Information ::

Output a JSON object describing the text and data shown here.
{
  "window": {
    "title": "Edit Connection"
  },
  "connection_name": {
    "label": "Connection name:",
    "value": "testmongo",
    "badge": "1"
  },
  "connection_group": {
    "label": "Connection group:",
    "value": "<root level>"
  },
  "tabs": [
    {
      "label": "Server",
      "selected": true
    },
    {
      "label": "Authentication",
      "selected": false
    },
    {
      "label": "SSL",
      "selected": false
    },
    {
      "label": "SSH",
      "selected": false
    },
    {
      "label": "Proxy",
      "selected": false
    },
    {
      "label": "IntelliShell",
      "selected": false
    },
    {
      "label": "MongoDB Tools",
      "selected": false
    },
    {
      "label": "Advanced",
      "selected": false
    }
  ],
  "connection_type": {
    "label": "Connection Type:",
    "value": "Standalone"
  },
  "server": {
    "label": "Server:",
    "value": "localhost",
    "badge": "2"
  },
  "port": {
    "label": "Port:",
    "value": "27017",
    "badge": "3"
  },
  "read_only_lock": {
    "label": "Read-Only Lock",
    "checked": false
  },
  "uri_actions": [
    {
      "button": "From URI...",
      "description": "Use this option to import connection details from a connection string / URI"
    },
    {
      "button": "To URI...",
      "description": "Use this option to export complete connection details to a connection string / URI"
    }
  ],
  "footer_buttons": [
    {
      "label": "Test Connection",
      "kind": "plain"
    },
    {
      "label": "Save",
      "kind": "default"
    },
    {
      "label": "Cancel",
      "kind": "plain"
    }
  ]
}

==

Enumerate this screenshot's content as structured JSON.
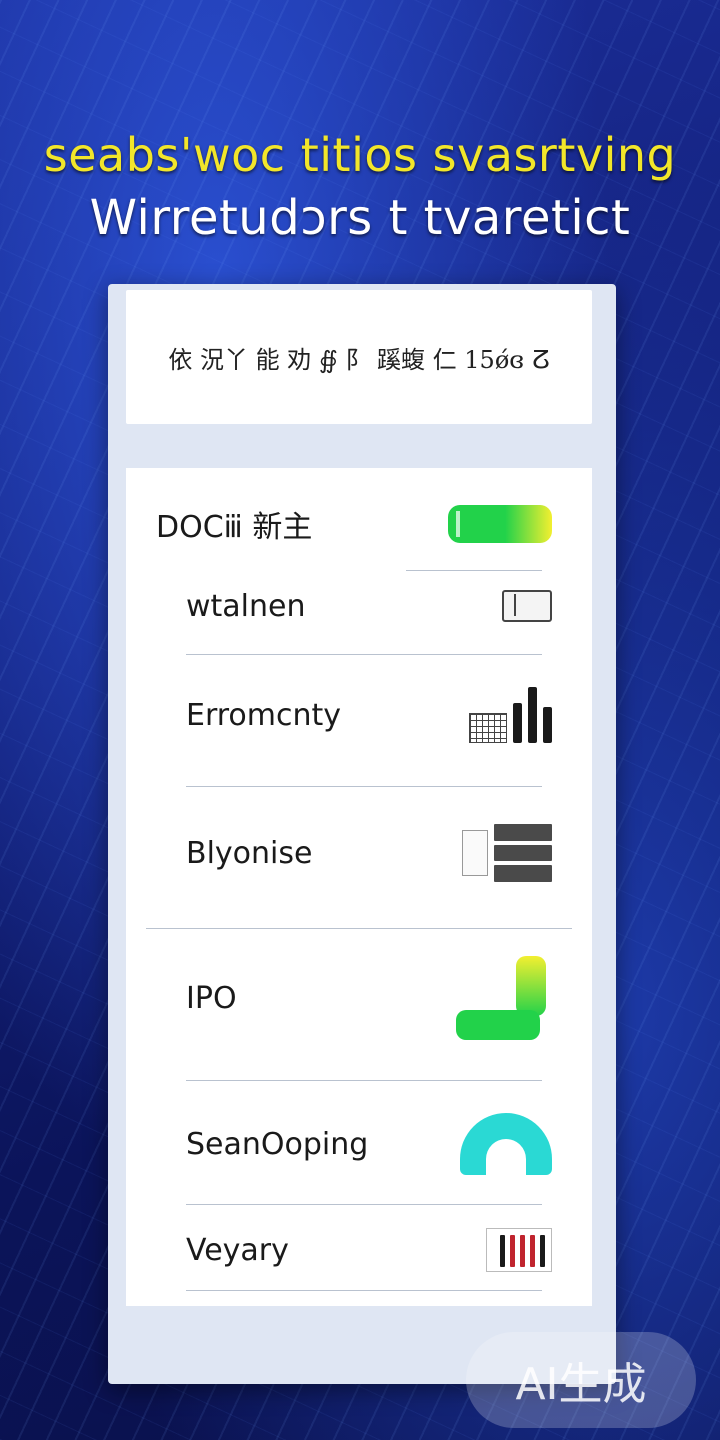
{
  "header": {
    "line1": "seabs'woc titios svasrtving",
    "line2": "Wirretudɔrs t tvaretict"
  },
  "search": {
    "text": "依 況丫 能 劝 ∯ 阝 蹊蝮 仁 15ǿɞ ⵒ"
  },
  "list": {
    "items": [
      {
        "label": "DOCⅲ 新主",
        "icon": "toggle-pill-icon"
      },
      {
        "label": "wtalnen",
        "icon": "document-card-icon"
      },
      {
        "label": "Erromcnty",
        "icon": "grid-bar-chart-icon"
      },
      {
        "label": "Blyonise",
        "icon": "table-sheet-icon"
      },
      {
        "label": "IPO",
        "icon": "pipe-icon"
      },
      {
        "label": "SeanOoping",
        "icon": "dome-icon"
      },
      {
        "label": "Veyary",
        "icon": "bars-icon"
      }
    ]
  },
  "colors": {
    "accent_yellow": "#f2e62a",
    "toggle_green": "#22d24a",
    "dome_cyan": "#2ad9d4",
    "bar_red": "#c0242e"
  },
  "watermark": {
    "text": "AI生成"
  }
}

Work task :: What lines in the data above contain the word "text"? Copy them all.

Answer space ::
Output a JSON object describing the text and data shown here.
    "text": "依 況丫 能 劝 ∯ 阝 蹊蝮 仁 15ǿɞ ⵒ"
    "text": "AI生成"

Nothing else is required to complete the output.